(Photo: Wall Street Journal)
According to this story in the Wall Street Journal, prop furniture is making a comeback for sellers staging homes in the hot residential real estate market. As any CandysDirt.com reader knows, expert staging advice can be the difference between just selling a home and profiting from your home. Still, could a cardboard settee really make the difference between “For Sale” and “Pending”?
So we asked Karen Eubank of Eubank Staging if faux furniture is a cost-effective way for owners staging vacant or unoccupied homes, and how they can maximize their staging budgets to make the most from their property. See what the expert designer had to say after the jump.
The look-but-don’t-sit prop furniture is not something I think will work in our market. I’ve seen it up close and personal and would never use it.
Most importantly, owners need have a realistic budget and time frame in mind. Remember bang for the buck is in the first 15 seconds upon entering the house. That generally means living, dining, and kitchen. Master bedrooms are also important. It’s always best to leave your furniture in the house if possible but if you simply cannot then there are some options.
– Borrow what you can from tasteful friends. Seriously, everyone has more furniture than they need and generally something fabulous in their garage.
– Consignment stores have great deals. Often when you do the math it’s cheaper to buy the living room basics from a consignment store than rent. Then you donate them and take the tax deduction.

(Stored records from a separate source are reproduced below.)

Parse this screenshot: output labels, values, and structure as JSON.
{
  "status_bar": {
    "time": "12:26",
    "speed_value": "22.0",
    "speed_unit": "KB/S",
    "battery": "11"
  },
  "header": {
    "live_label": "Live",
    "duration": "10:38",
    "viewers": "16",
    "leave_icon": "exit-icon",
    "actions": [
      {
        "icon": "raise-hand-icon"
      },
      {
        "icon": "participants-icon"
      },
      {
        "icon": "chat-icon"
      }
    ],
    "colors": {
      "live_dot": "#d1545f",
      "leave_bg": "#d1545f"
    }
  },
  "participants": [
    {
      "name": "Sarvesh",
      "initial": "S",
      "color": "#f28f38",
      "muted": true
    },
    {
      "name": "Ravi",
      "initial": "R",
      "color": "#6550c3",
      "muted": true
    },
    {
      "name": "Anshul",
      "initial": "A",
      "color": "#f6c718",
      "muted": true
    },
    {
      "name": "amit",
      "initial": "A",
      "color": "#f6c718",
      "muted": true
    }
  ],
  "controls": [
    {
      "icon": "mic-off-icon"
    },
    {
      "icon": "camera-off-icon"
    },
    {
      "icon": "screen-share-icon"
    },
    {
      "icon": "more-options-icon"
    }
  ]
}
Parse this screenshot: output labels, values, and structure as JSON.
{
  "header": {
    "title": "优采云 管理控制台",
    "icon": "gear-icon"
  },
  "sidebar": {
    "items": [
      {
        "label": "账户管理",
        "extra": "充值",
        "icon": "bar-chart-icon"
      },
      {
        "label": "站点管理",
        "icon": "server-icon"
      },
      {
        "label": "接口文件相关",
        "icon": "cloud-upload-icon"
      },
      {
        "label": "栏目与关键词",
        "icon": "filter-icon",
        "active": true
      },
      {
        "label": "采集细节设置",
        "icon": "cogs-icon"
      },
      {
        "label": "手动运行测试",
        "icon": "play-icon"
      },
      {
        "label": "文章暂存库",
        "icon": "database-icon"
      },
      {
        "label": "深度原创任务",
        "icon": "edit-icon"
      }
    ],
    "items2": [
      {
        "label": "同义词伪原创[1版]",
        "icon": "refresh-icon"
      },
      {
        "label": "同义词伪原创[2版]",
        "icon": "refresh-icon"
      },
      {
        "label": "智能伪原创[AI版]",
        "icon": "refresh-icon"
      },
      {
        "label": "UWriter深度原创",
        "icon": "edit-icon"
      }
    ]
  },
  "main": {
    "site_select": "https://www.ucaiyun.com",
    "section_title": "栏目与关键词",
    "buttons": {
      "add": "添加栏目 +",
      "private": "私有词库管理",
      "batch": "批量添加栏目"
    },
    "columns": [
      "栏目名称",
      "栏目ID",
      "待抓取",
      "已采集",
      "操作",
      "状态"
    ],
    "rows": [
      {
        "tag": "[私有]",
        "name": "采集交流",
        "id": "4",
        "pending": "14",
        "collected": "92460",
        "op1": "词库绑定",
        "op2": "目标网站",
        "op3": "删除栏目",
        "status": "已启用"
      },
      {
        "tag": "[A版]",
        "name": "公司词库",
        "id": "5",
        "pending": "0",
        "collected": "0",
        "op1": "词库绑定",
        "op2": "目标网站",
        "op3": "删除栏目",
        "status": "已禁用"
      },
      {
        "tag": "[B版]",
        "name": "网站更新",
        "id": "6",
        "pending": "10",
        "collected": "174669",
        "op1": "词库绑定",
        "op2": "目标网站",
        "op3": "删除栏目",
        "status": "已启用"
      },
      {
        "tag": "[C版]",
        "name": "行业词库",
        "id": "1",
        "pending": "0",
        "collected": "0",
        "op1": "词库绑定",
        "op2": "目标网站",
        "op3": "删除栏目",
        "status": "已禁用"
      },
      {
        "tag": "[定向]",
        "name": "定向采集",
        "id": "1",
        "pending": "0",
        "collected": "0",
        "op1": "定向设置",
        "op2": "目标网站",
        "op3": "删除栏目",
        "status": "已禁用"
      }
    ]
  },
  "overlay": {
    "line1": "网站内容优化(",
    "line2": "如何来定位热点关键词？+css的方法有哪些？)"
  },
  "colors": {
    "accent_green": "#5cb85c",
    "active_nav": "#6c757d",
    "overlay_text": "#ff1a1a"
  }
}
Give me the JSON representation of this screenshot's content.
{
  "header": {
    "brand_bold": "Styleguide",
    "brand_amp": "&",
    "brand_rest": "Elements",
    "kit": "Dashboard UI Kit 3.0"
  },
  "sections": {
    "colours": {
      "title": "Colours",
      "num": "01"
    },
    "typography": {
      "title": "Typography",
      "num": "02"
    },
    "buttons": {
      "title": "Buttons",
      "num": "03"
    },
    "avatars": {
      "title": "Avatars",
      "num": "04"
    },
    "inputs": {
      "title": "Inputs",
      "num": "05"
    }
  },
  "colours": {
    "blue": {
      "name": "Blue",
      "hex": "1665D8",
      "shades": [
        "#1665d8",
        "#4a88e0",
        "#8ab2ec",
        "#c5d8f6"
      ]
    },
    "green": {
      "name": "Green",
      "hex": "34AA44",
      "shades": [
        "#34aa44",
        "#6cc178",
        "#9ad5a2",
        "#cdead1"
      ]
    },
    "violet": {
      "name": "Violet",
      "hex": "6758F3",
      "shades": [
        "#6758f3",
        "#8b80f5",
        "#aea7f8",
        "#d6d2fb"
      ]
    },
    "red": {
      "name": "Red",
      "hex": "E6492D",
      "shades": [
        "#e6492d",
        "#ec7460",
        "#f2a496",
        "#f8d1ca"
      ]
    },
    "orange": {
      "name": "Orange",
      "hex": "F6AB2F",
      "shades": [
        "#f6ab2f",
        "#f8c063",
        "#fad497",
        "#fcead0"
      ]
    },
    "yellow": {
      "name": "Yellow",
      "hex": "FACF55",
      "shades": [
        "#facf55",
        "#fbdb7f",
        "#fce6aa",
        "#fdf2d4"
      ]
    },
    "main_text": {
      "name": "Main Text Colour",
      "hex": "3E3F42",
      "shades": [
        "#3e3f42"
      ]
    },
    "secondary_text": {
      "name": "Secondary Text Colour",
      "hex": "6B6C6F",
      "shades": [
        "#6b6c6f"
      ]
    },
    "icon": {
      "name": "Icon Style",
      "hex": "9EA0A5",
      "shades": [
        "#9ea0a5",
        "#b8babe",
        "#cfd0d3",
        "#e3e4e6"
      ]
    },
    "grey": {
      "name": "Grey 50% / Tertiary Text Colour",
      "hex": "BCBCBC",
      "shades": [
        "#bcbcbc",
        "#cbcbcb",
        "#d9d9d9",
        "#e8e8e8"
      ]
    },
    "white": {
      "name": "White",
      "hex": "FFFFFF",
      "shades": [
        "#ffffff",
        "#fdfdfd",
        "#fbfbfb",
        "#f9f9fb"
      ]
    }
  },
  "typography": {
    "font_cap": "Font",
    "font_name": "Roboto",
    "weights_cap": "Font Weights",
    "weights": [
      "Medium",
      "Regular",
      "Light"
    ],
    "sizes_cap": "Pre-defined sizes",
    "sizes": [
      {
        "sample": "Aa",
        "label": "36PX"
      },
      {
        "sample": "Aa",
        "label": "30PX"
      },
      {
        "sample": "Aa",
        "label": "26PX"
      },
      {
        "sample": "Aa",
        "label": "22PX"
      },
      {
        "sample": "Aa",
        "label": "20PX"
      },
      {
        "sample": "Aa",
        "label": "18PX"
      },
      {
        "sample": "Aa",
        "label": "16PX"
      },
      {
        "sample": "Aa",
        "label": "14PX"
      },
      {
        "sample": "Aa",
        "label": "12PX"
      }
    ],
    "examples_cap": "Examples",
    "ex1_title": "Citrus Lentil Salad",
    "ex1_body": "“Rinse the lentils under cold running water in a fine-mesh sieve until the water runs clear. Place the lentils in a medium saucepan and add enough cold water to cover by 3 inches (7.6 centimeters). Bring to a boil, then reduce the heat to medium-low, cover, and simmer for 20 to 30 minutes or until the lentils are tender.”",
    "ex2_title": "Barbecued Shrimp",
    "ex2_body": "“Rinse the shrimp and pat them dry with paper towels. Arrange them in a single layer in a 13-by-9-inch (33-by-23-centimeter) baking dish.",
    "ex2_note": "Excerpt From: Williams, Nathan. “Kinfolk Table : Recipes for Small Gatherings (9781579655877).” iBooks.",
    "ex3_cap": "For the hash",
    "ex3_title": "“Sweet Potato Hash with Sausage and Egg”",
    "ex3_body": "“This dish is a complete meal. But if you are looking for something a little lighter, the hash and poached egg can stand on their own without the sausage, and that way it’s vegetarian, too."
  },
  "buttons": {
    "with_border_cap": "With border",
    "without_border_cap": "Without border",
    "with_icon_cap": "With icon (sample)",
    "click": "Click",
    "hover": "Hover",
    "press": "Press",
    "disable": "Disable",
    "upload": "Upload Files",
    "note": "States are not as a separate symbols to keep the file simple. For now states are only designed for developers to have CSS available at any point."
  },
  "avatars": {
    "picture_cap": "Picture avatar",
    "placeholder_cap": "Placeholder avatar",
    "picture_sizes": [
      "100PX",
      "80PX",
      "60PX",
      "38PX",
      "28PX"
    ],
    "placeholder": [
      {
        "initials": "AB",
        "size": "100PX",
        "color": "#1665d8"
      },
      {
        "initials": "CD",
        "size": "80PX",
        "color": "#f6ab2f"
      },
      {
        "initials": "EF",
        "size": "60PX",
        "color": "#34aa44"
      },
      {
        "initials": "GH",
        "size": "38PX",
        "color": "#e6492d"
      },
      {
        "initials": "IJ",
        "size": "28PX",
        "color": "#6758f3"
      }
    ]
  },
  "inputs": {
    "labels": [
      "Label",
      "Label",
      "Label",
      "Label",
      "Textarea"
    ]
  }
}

– Get an inexpensive mattress from Salvation Army and create a headboard out of just about anything. You can find creative headboards on Houzz.com. Get some great bed linens and lamps from HomeGoods or Target.
– The best bet is to always call a professional stager because they can create a plan and give you great resources. They also have other stager pals with clients that are getting rid of furniture because they are moving and can score some terrific deals for you!
What tips do you give clients when it comes to staging an empty home?